Questions to ask about your pet's diet:
- Who formulates the diets?
- Is there an address and 800 number for the manufacturer on the bag?
- Does the company have a board certified veterinary nutritionist on staff?
- What specific quality control measures does the company take to assure quality & consistency of the food?
- Look at the ingredient list. The list is arranged in decreasing order of majority by weight. Ingredients must be listed by their common name. Be aware that it is impossible to tell which portions of nutrients are coming from each ingredient, as the nutritional composition of each ingredient can vary and exact amounts are not disclosed. This list may not be as helpful as you think it is!

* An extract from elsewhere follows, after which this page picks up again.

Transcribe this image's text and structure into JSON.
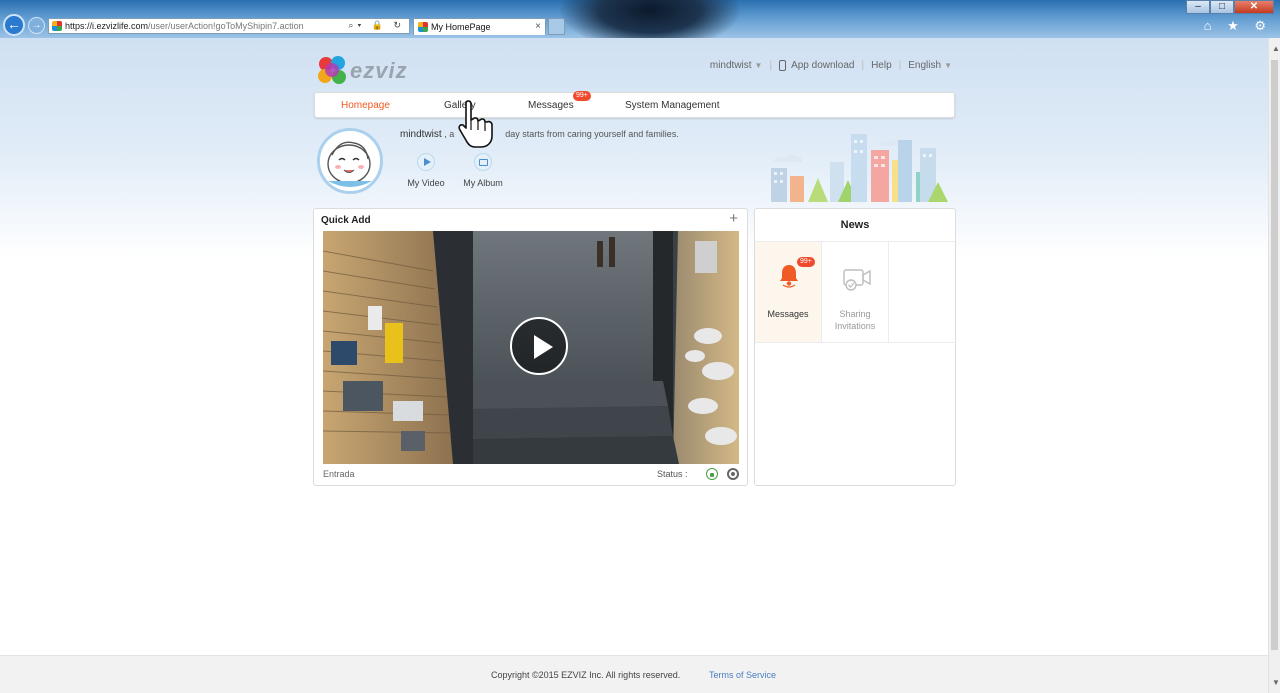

- Where are the diets produced or manufactured?
- Can the company provide a complete nutrient analysis for all foods, including caloric density?
- Is the diet appropriate for your pet’s age, breed and activity?
- Look at the diet’s AAFCO (American Feed Control Officials) Nutritional Adequacy Statement - Diet should have a statement that reads – “complete and balanced”. Be aware there are foods intended for supplemental or intermittent feeding only – They are not complete and balanced.
Diet should have a statement that reads – “complete and balanced”. Be aware there are foods intended for supplemental or intermittent feeding only – They are not complete and balanced.
The diet can be determined to be “complete and balanced” in one of 2 ways:
By formulation – basically calculations based on the ingredients
- By feeding trials under AAFCO specifications ****PREFERED
- Is the food guaranteed?
- Does your pet like the food and appear healthy?
Be aware of words such as “holistic”, “organic” and “human grade” – They are primarily marketing terms and have no legal definition for pet foods. The word “natural” means the food should not contain any chemically synthesized ingredients.
Most common food allergens in dogs (corn doesn’t make the list!)
– Dogs: Beef, dairy, wheat, egg, chicken, lamb, soy
– Cats: Beef, dairy, fish, lamb, poultry, barley/wheat
For More information go to:
– American Academy of Veterinary Nutrition http://aavn.org
– Veterinary Nutritional Consultants http://petdiets.com
To convert from as-fed to dry basis:
– % crude protein in dry basis = 100 (% crude protein as fed / % Dry Matter)
- I.E a can food that is 10% crude protein as fed and 78% Moisture as fed
100 (10/78) = 12.8% Crude protein as dry basis.